may not be cited except as provided by
Minn. Stat. § 480A.08, subd. 3 (1996).
STATE OF MINNESOTA
IN COURT OF APPEALS
Albert Arnold Garcia, petitioner,
Commissioner of Public Safety,
File No. IC474419
Hubert H. Humphrey, III, Minnesota Attorney General, 102 State Capitol, St. Paul, MN 55155
Joel A. Watne, Assistant Attorney General, 200 Capitol Office Building, 525 Park Street, St. Paul, MN 55103 (for appellant)
Jeffrey B. Ring, Jeffrey B. Ring & Associates, The Interchange Tower, Suite 1690, 600 South Highway 169, Minneapolis, MN 55426 (for respondent)
Considered and decided by Peterson, Presiding Judge, Kalitowski, Judge, and Short, Judge.
The driving privileges of Albert Arnold Garcia were revoked pursuant to Minn. Stat. § 169.123, subd. 4(e) (1996). On his petition for review of that revocation, the trial court rescinded the revocation. We reverse.
D E C I S I O N
The affirmative defense of post-accident alcohol consumption is available in a proceeding under the implied consent statute. Dutcher v. Commissioner of Pub. Safety, 406 N.W.2d 333, 336 (Minn. App. 1987). In order to avail himself of that affirmative defense, Garcia must prove (a) he was drinking after the "time of actual driving, operating, or physical control," but before taking the Intoxilyzer test, and (b) such drinking caused his alcohol concentration to equal or exceed .10 at the time of testing. Id.; see Minn.
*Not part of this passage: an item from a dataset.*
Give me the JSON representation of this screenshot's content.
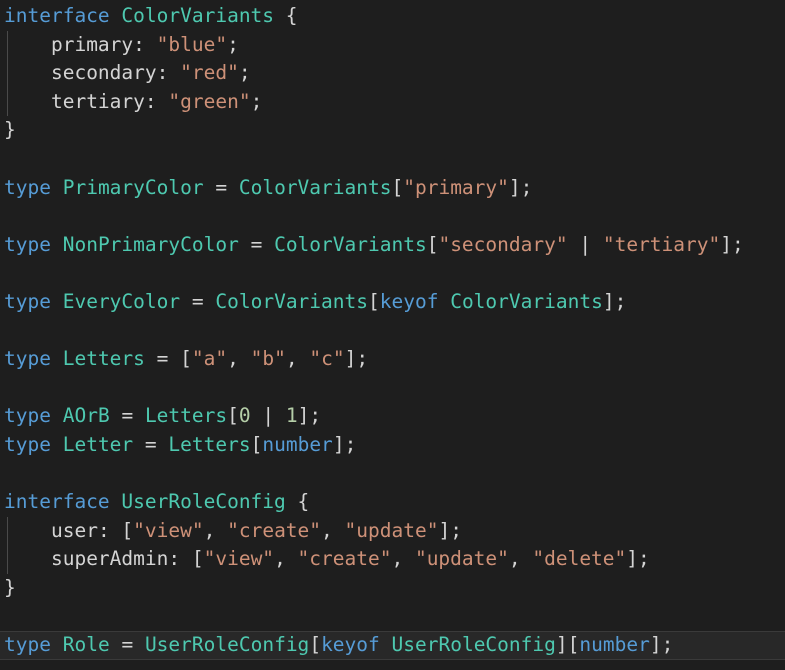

Stat. § 169.121, subd. 2(d) (1996) (outlining elements of "drinking after" affirmative defense in criminal proceeding).
The record demonstrates: (1) Garcia was stopped for driving 67 miles per hour in a 50 miles-per-hour zone; (2) prior to the traffic stop, Garcia had "been drinking earlier in the evening"; (3) as the officer approached Garcia's vehicle, Garcia swallowed the contents of a 1.5 ounce bottle of Scope to remedy the "foulness" of his breath; (4) while speaking with Garcia, the arresting officer noted the odor of an alcoholic beverage and observed Garcia's eyes were bloodshot and glassy; (5) at the scene, the officer did not see an empty Scope bottle and Garcia did not mention the mouthwash incident to the officer; (6) the officer administered the horizontal gaze nystagmus test, the one-legged-stand test, and the heel-to-toe test, and observed signs of Garcia's impairment on each test; (7) Garcia failed a preliminary screening test and was placed under arrest; (8) after hearing the Implied Consent Advisory, Garcia made a telephone call and agreed to take a breath test; (9) a properly qualified operator administered a functioning Intoxilyzer test to Garcia, who provided two adequate samples registering readings of .106, .109, .108, and .110 alcohol concentration; and (10) Garcia's expert testified: (a) Scope has an alcohol content of 18.9 percent; (b) if a 240-pound male consumed 1.5 ounces of Scope 45 minutes before submitting to a test, it would increase the test result by .011; and (c) a person would burn off .011 alcohol concentration during the 45-minute time period between the stop and the test. Given these facts, we conclude the Dutcher defense is unavailable because Garcia failed to offer evidence of post-driving drinking that caused his test result to be equal to or greater than 0.10. Under these circumstances, the trial court erred in concluding Garcia had satisfied his burden of establishing an affirmative defense.